What happens if my claim is rejected?

If your claim is rejected, then if you wish to pursue the matter the first step is to lodge a request for conciliation which will initiate the conciliation process.

This page explains what happens at a WorkCover conciliation.

If the matter does not resolve at conciliation, you have two options. The first is to proceed to the Magistrates Court.

The second is to proceed to the medical panel.

There is always a possibility that a claim that is lodged after resignation will be scrutinised for a factual point of view (see the discussion regarding what evidence exists above).

For this reason, if your matter does not resolve it conciliation it is probably more likely to end up at the Magistrates Court rather than the medical panel because the medical panel is not able to deal with factual disputes.

Termination of employment while on workers compensation in Victoria

The law says that employer cannot terminate employees employment because they made a WorkCover claim.

If an employer does terminate a workers employment because they made a WorkCover claim then there are legal avenues which the worker can pursue.

To such avenues fair work applications; an unfair dismissal claim and a general protections claim.

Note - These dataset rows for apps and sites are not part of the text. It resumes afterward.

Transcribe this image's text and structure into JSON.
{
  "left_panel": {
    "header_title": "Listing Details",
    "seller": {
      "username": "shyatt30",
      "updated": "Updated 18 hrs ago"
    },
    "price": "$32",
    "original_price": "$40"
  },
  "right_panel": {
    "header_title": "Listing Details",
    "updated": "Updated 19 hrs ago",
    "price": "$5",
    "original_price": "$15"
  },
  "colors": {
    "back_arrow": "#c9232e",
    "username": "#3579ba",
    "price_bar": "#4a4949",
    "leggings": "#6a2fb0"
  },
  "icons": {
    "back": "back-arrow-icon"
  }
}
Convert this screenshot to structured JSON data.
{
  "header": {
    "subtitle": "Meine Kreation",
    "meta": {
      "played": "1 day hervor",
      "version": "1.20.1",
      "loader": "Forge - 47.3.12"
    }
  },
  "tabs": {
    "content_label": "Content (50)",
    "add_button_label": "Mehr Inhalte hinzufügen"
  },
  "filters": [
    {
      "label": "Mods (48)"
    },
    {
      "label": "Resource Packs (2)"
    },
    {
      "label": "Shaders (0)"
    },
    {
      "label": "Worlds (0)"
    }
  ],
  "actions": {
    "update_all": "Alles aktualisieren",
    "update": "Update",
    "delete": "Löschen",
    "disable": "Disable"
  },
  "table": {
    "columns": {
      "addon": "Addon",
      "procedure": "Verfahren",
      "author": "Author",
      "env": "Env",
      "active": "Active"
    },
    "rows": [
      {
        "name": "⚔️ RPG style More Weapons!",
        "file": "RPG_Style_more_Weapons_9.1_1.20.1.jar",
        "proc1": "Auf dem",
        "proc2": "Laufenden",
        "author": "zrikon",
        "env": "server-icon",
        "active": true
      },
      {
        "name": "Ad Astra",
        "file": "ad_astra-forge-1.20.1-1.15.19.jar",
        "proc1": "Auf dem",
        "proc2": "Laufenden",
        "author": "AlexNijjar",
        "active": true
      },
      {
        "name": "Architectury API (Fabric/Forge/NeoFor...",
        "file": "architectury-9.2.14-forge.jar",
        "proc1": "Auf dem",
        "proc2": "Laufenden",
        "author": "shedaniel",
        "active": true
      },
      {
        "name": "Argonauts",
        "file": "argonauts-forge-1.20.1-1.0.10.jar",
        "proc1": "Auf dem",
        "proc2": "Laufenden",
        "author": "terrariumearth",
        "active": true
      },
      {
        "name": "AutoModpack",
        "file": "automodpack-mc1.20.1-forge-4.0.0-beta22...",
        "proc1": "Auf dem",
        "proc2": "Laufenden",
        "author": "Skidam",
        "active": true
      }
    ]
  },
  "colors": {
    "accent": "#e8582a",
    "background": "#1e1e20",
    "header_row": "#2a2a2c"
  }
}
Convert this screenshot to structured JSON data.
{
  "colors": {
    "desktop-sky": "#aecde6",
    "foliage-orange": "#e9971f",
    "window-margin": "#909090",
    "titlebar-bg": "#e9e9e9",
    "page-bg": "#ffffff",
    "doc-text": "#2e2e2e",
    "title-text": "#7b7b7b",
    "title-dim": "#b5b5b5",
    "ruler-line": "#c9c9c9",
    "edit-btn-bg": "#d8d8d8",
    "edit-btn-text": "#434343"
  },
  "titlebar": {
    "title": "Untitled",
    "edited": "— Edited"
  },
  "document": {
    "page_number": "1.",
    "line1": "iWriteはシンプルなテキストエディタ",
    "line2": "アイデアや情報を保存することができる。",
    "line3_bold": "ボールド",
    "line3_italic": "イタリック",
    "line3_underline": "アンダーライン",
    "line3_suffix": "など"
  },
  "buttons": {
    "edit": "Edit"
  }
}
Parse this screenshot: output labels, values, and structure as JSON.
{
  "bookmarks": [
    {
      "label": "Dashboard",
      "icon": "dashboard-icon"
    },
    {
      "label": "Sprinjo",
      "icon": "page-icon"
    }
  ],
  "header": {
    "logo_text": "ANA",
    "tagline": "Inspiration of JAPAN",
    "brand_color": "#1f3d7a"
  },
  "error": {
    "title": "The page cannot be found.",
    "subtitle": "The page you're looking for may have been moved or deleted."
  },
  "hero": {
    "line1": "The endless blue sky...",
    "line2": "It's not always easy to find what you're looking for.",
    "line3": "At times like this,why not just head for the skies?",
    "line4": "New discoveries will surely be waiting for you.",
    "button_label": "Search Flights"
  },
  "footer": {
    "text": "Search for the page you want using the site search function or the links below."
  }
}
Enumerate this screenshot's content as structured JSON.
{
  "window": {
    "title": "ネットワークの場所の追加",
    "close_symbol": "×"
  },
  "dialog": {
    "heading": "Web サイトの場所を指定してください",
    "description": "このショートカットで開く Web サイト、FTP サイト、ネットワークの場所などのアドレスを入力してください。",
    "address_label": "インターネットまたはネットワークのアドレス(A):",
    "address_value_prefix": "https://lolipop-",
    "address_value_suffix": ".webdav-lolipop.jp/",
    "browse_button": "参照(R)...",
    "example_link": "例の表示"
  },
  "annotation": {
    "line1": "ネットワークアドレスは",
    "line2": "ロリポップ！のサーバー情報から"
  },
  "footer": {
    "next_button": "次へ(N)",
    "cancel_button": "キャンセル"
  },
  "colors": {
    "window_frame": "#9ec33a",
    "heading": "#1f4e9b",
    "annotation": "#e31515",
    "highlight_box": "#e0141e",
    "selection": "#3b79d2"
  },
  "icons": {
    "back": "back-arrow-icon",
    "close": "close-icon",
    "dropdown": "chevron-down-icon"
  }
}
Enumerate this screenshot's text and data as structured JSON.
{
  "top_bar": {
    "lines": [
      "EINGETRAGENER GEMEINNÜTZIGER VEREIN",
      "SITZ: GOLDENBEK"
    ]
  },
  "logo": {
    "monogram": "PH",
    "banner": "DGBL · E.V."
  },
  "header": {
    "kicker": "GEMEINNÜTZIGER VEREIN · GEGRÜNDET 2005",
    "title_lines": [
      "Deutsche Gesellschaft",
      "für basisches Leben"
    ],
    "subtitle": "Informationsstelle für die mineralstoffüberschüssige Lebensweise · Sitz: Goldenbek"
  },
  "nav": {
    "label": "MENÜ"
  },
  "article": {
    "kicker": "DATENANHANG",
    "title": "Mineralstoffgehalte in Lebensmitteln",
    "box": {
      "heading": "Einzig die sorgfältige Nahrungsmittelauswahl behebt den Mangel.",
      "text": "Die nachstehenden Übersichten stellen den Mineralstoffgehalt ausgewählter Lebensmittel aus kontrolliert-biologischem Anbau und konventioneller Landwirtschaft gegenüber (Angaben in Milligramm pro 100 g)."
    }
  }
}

These claims must be initiated within 21 days from the date that the termination came into affect.

Every employee is entitled to make a WorkCover claim and benefit from protection in the law. This includes ordinary employees, independent contractors, Casual workers and volunteers.

Can I be terminated after 52 weeks of being on WorkCover?

The law states that if you have an accepted WorkCover claim, your employer must offer you suitable work for the first 52 weeks following your injury.

Suitable work may mean working in a different area of the business, working reduced hours, lifting limits or avoiding doing certain tasks which may aggravate your injury.

If after 52 weeks, you are not able to return to the work that you were doing prior to suffering the injury, the employer no longer has an obligation under the law to provide you with any alternative work duties.

It’s usually post 52 weeks that many workers on WorkCover feel the threat of losing their job.

To put in a note that if after 52 weeks your modified duties are withdrawn by your employer, this does not impact on your entitlement to receive weekly payments and regional medical and like expenses. You are still eligible to have these paid.

Can I be sacked after 52 weeks?

You cannot have your position automatically terminated after 52 weeks.

If after 52 weeks the employer no longer has any suitable duties and if the employer wishes to terminate your employment, it must be established that your incapacity for ordinary duties is likely to last.

The employer has the right to have you medically examined when determining what your work capacity is.

Generally what will happen is that your employer will send you and your treating medical practitioner correspondence with a list of questions relating to your capacity to perform the inherent requirements of your job.

It’s also possible that your employer may send you to a doctor for an assessment.

If it is clear that you will not be able to perform your pre-injury role, your employer may seek to terminate your employment.

You may be asked to attend a meeting to wish you were able to bring a support person. Your employer may give you an opportunity to show cause as to why your employer should not terminate your position.

If, on a medical basis however, you are not able to fulfil the inherent requirements of your role, but could perform the inherent requirements of your role with reasonable adjustments, it is against the law for your employer to terminate your employment.

This requires an assessment as to what the essential requirements of your actually are and whether or not you are able trying to take those requirements.

Please keep in mind that the information contained on this page should not be considered legal advice and no content on this site should replace the need to obtain advice tailored to the specific facts of your case. The facts of a case can significantly alter the advice that can provided. This site only provides general advice. Read more here.

To contact Michael or Peter call 1800 746 442 or email [email protected].

Written by the Work Injury Site team